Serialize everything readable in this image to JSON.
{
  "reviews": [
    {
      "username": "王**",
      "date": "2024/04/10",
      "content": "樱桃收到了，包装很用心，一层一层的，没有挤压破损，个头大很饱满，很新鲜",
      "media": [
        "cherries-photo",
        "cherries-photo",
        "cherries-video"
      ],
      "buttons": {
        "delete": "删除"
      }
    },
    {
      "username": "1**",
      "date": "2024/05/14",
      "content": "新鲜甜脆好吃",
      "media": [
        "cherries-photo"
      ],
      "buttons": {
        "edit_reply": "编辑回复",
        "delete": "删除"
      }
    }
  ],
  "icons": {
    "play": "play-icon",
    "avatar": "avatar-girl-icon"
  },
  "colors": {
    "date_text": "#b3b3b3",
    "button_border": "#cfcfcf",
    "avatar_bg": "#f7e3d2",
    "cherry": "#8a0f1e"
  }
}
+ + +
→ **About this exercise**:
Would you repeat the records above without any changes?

→ **Written response**:
Serialize everything readable in this image to JSON.
{
  "reviews": [
    {
      "username": "王**",
      "date": "2024/04/10",
      "content": "樱桃收到了，包装很用心，一层一层的，没有挤压破损，个头大很饱满，很新鲜",
      "media": [
        "cherries-photo",
        "cherries-photo",
        "cherries-video"
      ],
      "buttons": {
        "delete": "删除"
      }
    },
    {
      "username": "1**",
      "date": "2024/05/14",
      "content": "新鲜甜脆好吃",
      "media": [
        "cherries-photo"
      ],
      "buttons": {
        "edit_reply": "编辑回复",
        "delete": "删除"
      }
    }
  ],
  "icons": {
    "play": "play-icon",
    "avatar": "avatar-girl-icon"
  },
  "colors": {
    "date_text": "#b3b3b3",
    "button_border": "#cfcfcf",
    "avatar_bg": "#f7e3d2",
    "cherry": "#8a0f1e"
  }
}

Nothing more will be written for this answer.